Cary T. Grayson to William G. McAdoo




Cary T. Grayson Papers, Woodrow Wilson Presidential Library, Staunton, Virginia




My dear Mr. Secretary

There have been very few days since you moved to California that I have failed to think of you. But I must humbly confess that I feel guilty in having neglected to write to you more frequently. There always seems so much that I want to tell you in confidence, and yet when it comes to put it in writing, I have a hesitation in doing so for fear that the letter might possibly go astray in the mails.

I have frequent talks with Roper and I do not think there is any doubt about his loyalty being 100% for you. We have discussed many delicate situations, and I give my data to him so that he may be guided for the best in your behalf.

The admiration and affection a number of your friends have for you is very wonderful, and while you richly deserve all of this, it is a pleasure to me to know that these friends are so loyal to you.

I had a delightful little visit with Hugee. He is certainly a bully fellow, and I can well see how proud you are of him.

Mr. Wilson has made decided improvement in the past three months. He is stronger on his legs and walks with less difficulty, and there is a general improvement in his condition. His spirits now are like they were during the days before his illness. He frequently expresses very affectionate sentiments about you all. He has more than once told me that he regretted that you and Nellie are so far away. He seemed to enjoy his Christmas very much, and I know that he missed you. His mail is very heavy and he takes a personal interest in it, particularly in answering many of the letters himself. He is doing this more than he has since he left the White House. His routine of living is much the same as when you last saw him. He attends yto his correspondence in the morning, motors in the afternoon, and goes to Keith’s on Saturday nights, where he continues to receive wonderful ovations. Mrs. Wilson reads to him daily, and, with the treatments which are being given under my direction, his day is full.
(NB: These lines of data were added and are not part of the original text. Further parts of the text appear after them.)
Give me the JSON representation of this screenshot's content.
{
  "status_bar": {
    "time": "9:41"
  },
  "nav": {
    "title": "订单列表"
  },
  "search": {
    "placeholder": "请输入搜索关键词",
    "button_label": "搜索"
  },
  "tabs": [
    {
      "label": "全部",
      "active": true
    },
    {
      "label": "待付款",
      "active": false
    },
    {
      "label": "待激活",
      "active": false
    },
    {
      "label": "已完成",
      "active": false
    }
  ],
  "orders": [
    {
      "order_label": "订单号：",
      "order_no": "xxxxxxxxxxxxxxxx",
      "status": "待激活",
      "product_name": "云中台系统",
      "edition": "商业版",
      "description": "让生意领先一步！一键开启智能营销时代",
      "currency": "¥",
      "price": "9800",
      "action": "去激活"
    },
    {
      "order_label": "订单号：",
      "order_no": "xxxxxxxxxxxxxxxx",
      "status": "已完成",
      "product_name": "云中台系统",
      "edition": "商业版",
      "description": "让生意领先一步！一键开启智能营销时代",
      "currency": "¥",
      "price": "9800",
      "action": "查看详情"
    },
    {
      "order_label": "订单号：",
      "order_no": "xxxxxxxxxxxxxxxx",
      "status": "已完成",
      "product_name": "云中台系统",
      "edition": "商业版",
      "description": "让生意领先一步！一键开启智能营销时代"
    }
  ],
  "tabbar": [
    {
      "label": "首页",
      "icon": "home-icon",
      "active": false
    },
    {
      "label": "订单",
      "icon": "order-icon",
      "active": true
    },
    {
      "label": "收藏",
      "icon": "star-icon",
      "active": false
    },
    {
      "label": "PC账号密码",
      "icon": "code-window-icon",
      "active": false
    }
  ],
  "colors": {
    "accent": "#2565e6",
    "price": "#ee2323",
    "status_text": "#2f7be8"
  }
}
I wrote to your friend in Kansas, Dr. Brinkley, and told him that you had written me about him. The Doctor in his letter to me said that he was sending me a copy of his book. But this, I am sorry to say, failed to reach me.
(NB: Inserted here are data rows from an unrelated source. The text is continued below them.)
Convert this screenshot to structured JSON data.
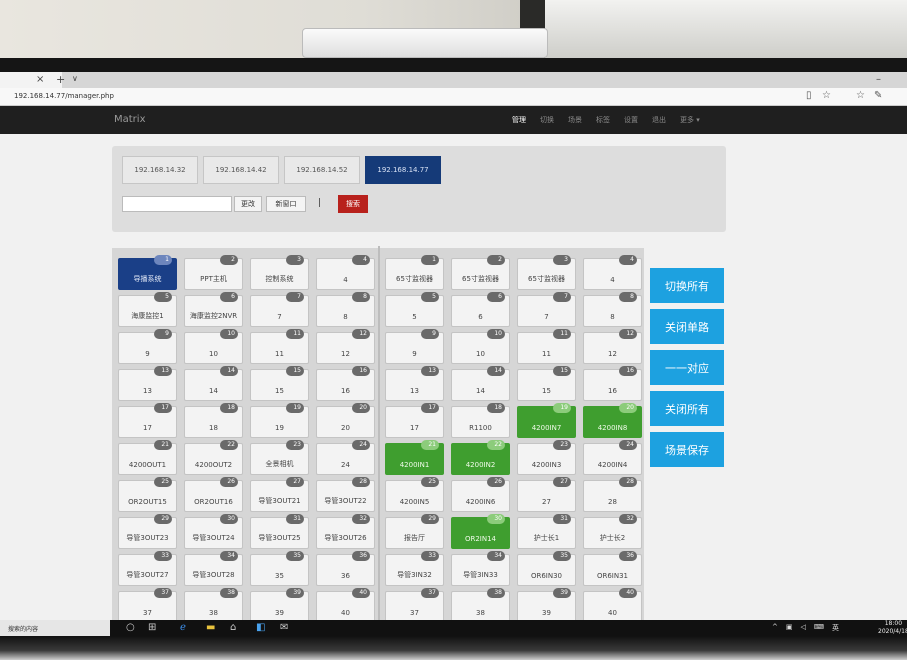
{
  "browser": {
    "url": "192.168.14.77/manager.php",
    "tab_close": "×",
    "tab_new": "+",
    "tab_menu": "∨",
    "minimize": "–"
  },
  "navbar": {
    "brand": "Matrix",
    "items": [
      {
        "label": "管理",
        "active": true
      },
      {
        "label": "切换",
        "active": false
      },
      {
        "label": "场景",
        "active": false
      },
      {
        "label": "标签",
        "active": false
      },
      {
        "label": "设置",
        "active": false
      },
      {
        "label": "退出",
        "active": false
      },
      {
        "label": "更多 ▾",
        "active": false
      }
    ]
  },
  "ip_panel": {
    "tabs": [
      "192.168.14.32",
      "192.168.14.42",
      "192.168.14.52",
      "192.168.14.77"
    ],
    "active_index": 3,
    "input_value": "",
    "modify_label": "更改",
    "new_window_label": "新窗口",
    "separator": "|",
    "search_label": "搜索"
  },
  "inputs_grid": [
    {
      "n": "1",
      "label": "导播系统",
      "state": "blue"
    },
    {
      "n": "2",
      "label": "PPT主机",
      "state": ""
    },
    {
      "n": "3",
      "label": "控制系统",
      "state": ""
    },
    {
      "n": "4",
      "label": "4",
      "state": ""
    },
    {
      "n": "5",
      "label": "海康监控1",
      "state": ""
    },
    {
      "n": "6",
      "label": "海康监控2NVR",
      "state": ""
    },
    {
      "n": "7",
      "label": "7",
      "state": ""
    },
    {
      "n": "8",
      "label": "8",
      "state": ""
    },
    {
      "n": "9",
      "label": "9",
      "state": ""
    },
    {
      "n": "10",
      "label": "10",
      "state": ""
    },
    {
      "n": "11",
      "label": "11",
      "state": ""
    },
    {
      "n": "12",
      "label": "12",
      "state": ""
    },
    {
      "n": "13",
      "label": "13",
      "state": ""
    },
    {
      "n": "14",
      "label": "14",
      "state": ""
    },
    {
      "n": "15",
      "label": "15",
      "state": ""
    },
    {
      "n": "16",
      "label": "16",
      "state": ""
    },
    {
      "n": "17",
      "label": "17",
      "state": ""
    },
    {
      "n": "18",
      "label": "18",
      "state": ""
    },
    {
      "n": "19",
      "label": "19",
      "state": ""
    },
    {
      "n": "20",
      "label": "20",
      "state": ""
    },
    {
      "n": "21",
      "label": "4200OUT1",
      "state": ""
    },
    {
      "n": "22",
      "label": "4200OUT2",
      "state": ""
    },
    {
      "n": "23",
      "label": "全景相机",
      "state": ""
    },
    {
      "n": "24",
      "label": "24",
      "state": ""
    },
    {
      "n": "25",
      "label": "OR2OUT15",
      "state": ""
    },
    {
      "n": "26",
      "label": "OR2OUT16",
      "state": ""
    },
    {
      "n": "27",
      "label": "导管3OUT21",
      "state": ""
    },
    {
      "n": "28",
      "label": "导管3OUT22",
      "state": ""
    },
    {
      "n": "29",
      "label": "导管3OUT23",
      "state": ""
    },
    {
      "n": "30",
      "label": "导管3OUT24",
      "state": ""
    },
    {
      "n": "31",
      "label": "导管3OUT25",
      "state": ""
    },
    {
      "n": "32",
      "label": "导管3OUT26",
      "state": ""
    },
    {
      "n": "33",
      "label": "导管3OUT27",
      "state": ""
    },
    {
      "n": "34",
      "label": "导管3OUT28",
      "state": ""
    },
    {
      "n": "35",
      "label": "35",
      "state": ""
    },
    {
      "n": "36",
      "label": "36",
      "state": ""
    },
    {
      "n": "37",
      "label": "37",
      "state": ""
    },
    {
      "n": "38",
      "label": "38",
      "state": ""
    },
    {
      "n": "39",
      "label": "39",
      "state": ""
    },
    {
      "n": "40",
      "label": "40",
      "state": ""
    }
  ],
  "outputs_grid": [
    {
      "n": "1",
      "label": "65寸监视器",
      "state": ""
    },
    {
      "n": "2",
      "label": "65寸监视器",
      "state": ""
    },
    {
      "n": "3",
      "label": "65寸监视器",
      "state": ""
    },
    {
      "n": "4",
      "label": "4",
      "state": ""
    },
    {
      "n": "5",
      "label": "5",
      "state": ""
    },
    {
      "n": "6",
      "label": "6",
      "state": ""
    },
    {
      "n": "7",
      "label": "7",
      "state": ""
    },
    {
      "n": "8",
      "label": "8",
      "state": ""
    },
    {
      "n": "9",
      "label": "9",
      "state": ""
    },
    {
      "n": "10",
      "label": "10",
      "state": ""
    },
    {
      "n": "11",
      "label": "11",
      "state": ""
    },
    {
      "n": "12",
      "label": "12",
      "state": ""
    },
    {
      "n": "13",
      "label": "13",
      "state": ""
    },
    {
      "n": "14",
      "label": "14",
      "state": ""
    },
    {
      "n": "15",
      "label": "15",
      "state": ""
    },
    {
      "n": "16",
      "label": "16",
      "state": ""
    },
    {
      "n": "17",
      "label": "17",
      "state": ""
    },
    {
      "n": "18",
      "label": "R1100",
      "state": ""
    },
    {
      "n": "19",
      "label": "4200IN7",
      "state": "green"
    },
    {
      "n": "20",
      "label": "4200IN8",
      "state": "green"
    },
    {
      "n": "21",
      "label": "4200IN1",
      "state": "green"
    },
    {
      "n": "22",
      "label": "4200IN2",
      "state": "green"
    },
    {
      "n": "23",
      "label": "4200IN3",
      "state": ""
    },
    {
      "n": "24",
      "label": "4200IN4",
      "state": ""
    },
    {
      "n": "25",
      "label": "4200IN5",
      "state": ""
    },
    {
      "n": "26",
      "label": "4200IN6",
      "state": ""
    },
    {
      "n": "27",
      "label": "27",
      "state": ""
    },
    {
      "n": "28",
      "label": "28",
      "state": ""
    },
    {
      "n": "29",
      "label": "报告厅",
      "state": ""
    },
    {
      "n": "30",
      "label": "OR2IN14",
      "state": "green"
    },
    {
      "n": "31",
      "label": "护士长1",
      "state": ""
    },
    {
      "n": "32",
      "label": "护士长2",
      "state": ""
    },
    {
      "n": "33",
      "label": "导管3IN32",
      "state": ""
    },
    {
      "n": "34",
      "label": "导管3IN33",
      "state": ""
    },
    {
      "n": "35",
      "label": "OR6IN30",
      "state": ""
    },
    {
      "n": "36",
      "label": "OR6IN31",
      "state": ""
    },
    {
      "n": "37",
      "label": "37",
      "state": ""
    },
    {
      "n": "38",
      "label": "38",
      "state": ""
    },
    {
      "n": "39",
      "label": "39",
      "state": ""
    },
    {
      "n": "40",
      "label": "40",
      "state": ""
    }
  ],
  "actions": [
    "切换所有",
    "关闭单路",
    "一一对应",
    "关闭所有",
    "场景保存"
  ],
  "taskbar": {
    "search_text": "搜索的内容",
    "lang": "英",
    "time": "18:00",
    "date": "2020/4/18"
  },
  "colors": {
    "selected_input": "#1a3f87",
    "active_output": "#3f9e2f",
    "action_button": "#1da1e0",
    "search_button": "#b8211c",
    "active_ip_tab": "#153a78"
  }
}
From present indications it would appear that Senator Robinson will be the Democratic leader in the Senate. There is a very close contest between Senator Robinson and Senator Simmons, and the two sides are very active for their respective candidates. The feeling among all, however, is one of good friendship. I may say that you have a very staunch friend in Senator Robinson. He is a patient of mine and I see a good deal of him.

I noticed with much pleasure the pictures in the New York TIMES of you and Miss Eleanor and Ellen and Mary Faith. It seems that California is agreeing with you all, and I congratulate you on your fine appearance. I wish you could see our boys. They are three lively and husky young fellow.

If Gertrude knew I were writing she would join me in affectionate greetings to you all, individually and collectively.

With every good wish for the future, I am, your poor correspondent but devoted friend,

Cary T. Grayson

Hon. William G. McAdoo,
Los Angeles, California.

Original Format





Grayson, Cary T. (Cary Travers), 1878-1938, “Cary T. Grayson to William G. McAdoo,” 1922 December 28, WWP16460, Cary T. Grayson Papers, Woodrow Wilson Presidential Library & Museum, Staunton, Virginia.